It says something about the cast when a magnetic screen presence like Idris Elba is almost an afterthought. Try as he might, the scenery is chewed to shreds by so many of the movie’s members, there’s barely anything left for Heimdall to sink his teeth in. Tom Hiddleston as Loki also gets screen time but the lustre seems to have dulled, perhaps from dating Taylor Swift and wearing that godawful tank . He clearly hasn’t gained forgiveness just yet which Waititi is aware of, because Thor spends a lot of their shared screen time throwing things at Loki, to my everlasting delight.
I said in a previous post I hoped Waititi would bring his sensibilities to the new Thor movie and by god he did. It’s a madcap romp through a cosmos that explodes with colour and vibrancy, the the spirit brother of the first Guardians of the Galaxy, with a less curated (though by no means inferior) soundtrack and an amped up sense of humour.

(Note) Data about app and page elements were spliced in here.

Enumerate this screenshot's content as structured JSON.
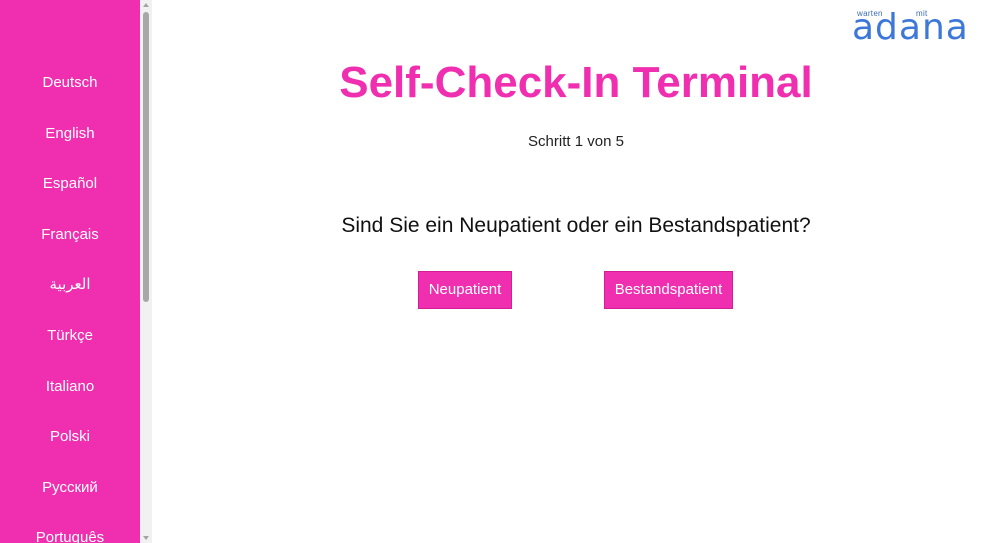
{
  "sidebar": {
    "languages": [
      {
        "label": "Deutsch"
      },
      {
        "label": "English"
      },
      {
        "label": "Español"
      },
      {
        "label": "Français"
      },
      {
        "label": "العربية"
      },
      {
        "label": "Türkçe"
      },
      {
        "label": "Italiano"
      },
      {
        "label": "Polski"
      },
      {
        "label": "Русский"
      },
      {
        "label": "Português"
      }
    ]
  },
  "logo": {
    "tag_left": "warten",
    "tag_right": "mit",
    "wordmark": "adana"
  },
  "main": {
    "title": "Self-Check-In Terminal",
    "step": "Schritt 1 von 5",
    "question": "Sind Sie ein Neupatient oder ein Bestandspatient?",
    "buttons": {
      "new_patient": "Neupatient",
      "existing_patient": "Bestandspatient"
    }
  },
  "colors": {
    "accent": "#ef2fb0",
    "logo_blue": "#3d78d8"
  }
}
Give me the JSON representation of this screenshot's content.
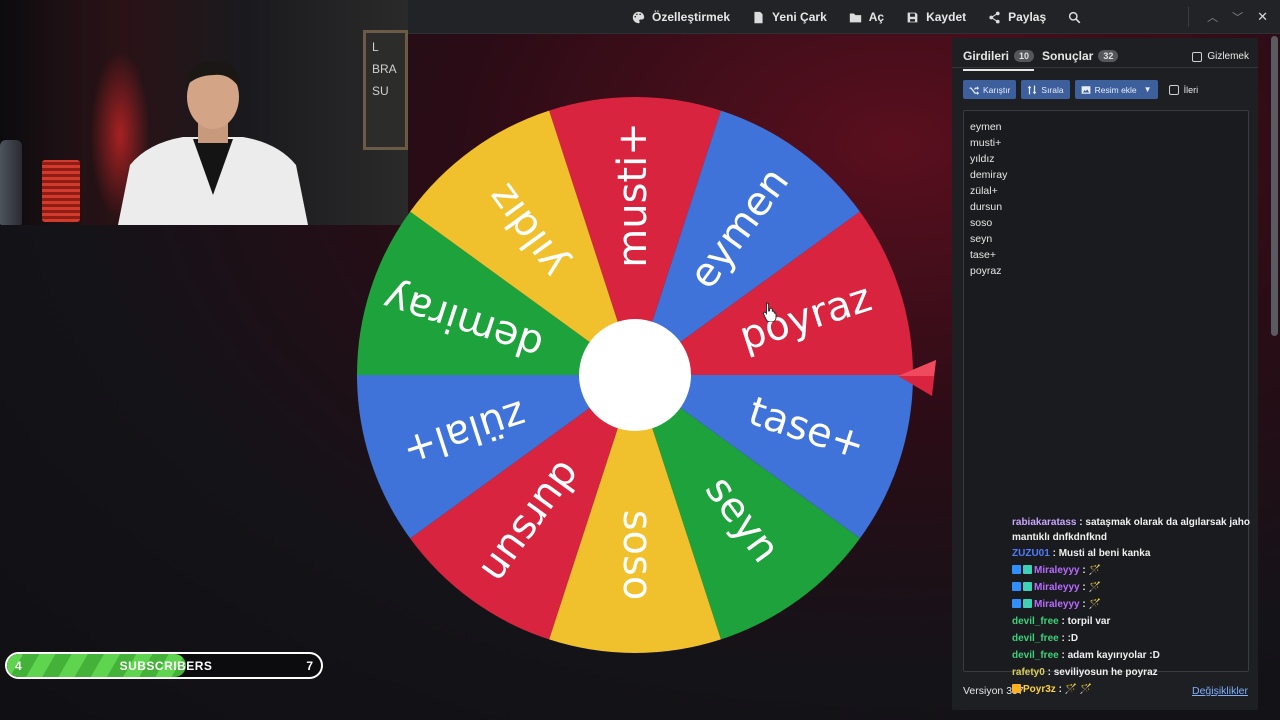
{
  "toolbar": {
    "items": [
      {
        "label": "Özelleştirmek",
        "icon": "palette-icon"
      },
      {
        "label": "Yeni Çark",
        "icon": "file-icon"
      },
      {
        "label": "Aç",
        "icon": "folder-icon"
      },
      {
        "label": "Kaydet",
        "icon": "save-icon"
      },
      {
        "label": "Paylaş",
        "icon": "share-icon"
      }
    ],
    "search_icon": "search-icon",
    "window_controls": [
      "chevron-up-icon",
      "chevron-down-icon",
      "close-icon"
    ]
  },
  "wheel": {
    "segments": [
      {
        "label": "musti+",
        "color": "#d9243f"
      },
      {
        "label": "eymen",
        "color": "#3f73d9"
      },
      {
        "label": "poyraz",
        "color": "#d9243f"
      },
      {
        "label": "tase+",
        "color": "#3f73d9"
      },
      {
        "label": "seyn",
        "color": "#1ea23c"
      },
      {
        "label": "soso",
        "color": "#f0c12c"
      },
      {
        "label": "dursun",
        "color": "#d9243f"
      },
      {
        "label": "zülal+",
        "color": "#3f73d9"
      },
      {
        "label": "demiray",
        "color": "#1ea23c"
      },
      {
        "label": "yıldız",
        "color": "#f0c12c"
      }
    ],
    "pointer_color": "#d9243f"
  },
  "panel": {
    "tabs": [
      {
        "label": "Girdileri",
        "count": "10",
        "active": true
      },
      {
        "label": "Sonuçlar",
        "count": "32",
        "active": false
      }
    ],
    "hide_label": "Gizlemek",
    "buttons": {
      "shuffle": "Karıştır",
      "sort": "Sırala",
      "add_image": "Resim ekle"
    },
    "advanced_label": "İleri",
    "entries": [
      "eymen",
      "musti+",
      "yıldız",
      "demiray",
      "zülal+",
      "dursun",
      "soso",
      "seyn",
      "tase+",
      "poyraz"
    ],
    "version": "Versiyon 397",
    "changes_link": "Değişiklikler"
  },
  "chat": [
    {
      "user": "rabiakaratass",
      "color": "#c9a6ff",
      "text": "sataşmak olarak da algılarsak jaho mantıklı dnfkdnfknd"
    },
    {
      "user": "ZUZU01",
      "color": "#4f7dff",
      "text": "Musti al beni kanka"
    },
    {
      "user": "Miraleyyy",
      "color": "#b86bff",
      "text": "🪄"
    },
    {
      "user": "Miraleyyy",
      "color": "#b86bff",
      "text": "🪄"
    },
    {
      "user": "Miraleyyy",
      "color": "#b86bff",
      "text": "🪄"
    },
    {
      "user": "devil_free",
      "color": "#3fd07a",
      "text": "torpil var"
    },
    {
      "user": "devil_free",
      "color": "#3fd07a",
      "text": ":D"
    },
    {
      "user": "devil_free",
      "color": "#3fd07a",
      "text": "adam kayırıyolar :D"
    },
    {
      "user": "rafety0",
      "color": "#d8d15a",
      "text": "seviliyosun he poyraz"
    },
    {
      "user": "Poyr3z",
      "color": "#ffd43a",
      "text": "🪄 🪄"
    }
  ],
  "webcam": {
    "board_text": [
      "L",
      "BRA",
      "SU"
    ]
  },
  "subscribers": {
    "label": "SUBSCRIBERS",
    "current": "4",
    "goal": "7",
    "progress": 0.57
  }
}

And it works. It works better than I ever expected it could, because Thor: Ragnarok captures the feeling of reading an actual comic book, that conscious sense of checking disbelief at the door and diving into a multi-hued universe with exaggerated superbeings who are always trying to either save the world or destroy it, and not looking for meaning or depth, just finding sheer, unbridled fantasy and entertainment. It casts relatability to the wind and reminds us all that superheroes didn’t choose the skux life. The skux life chose them.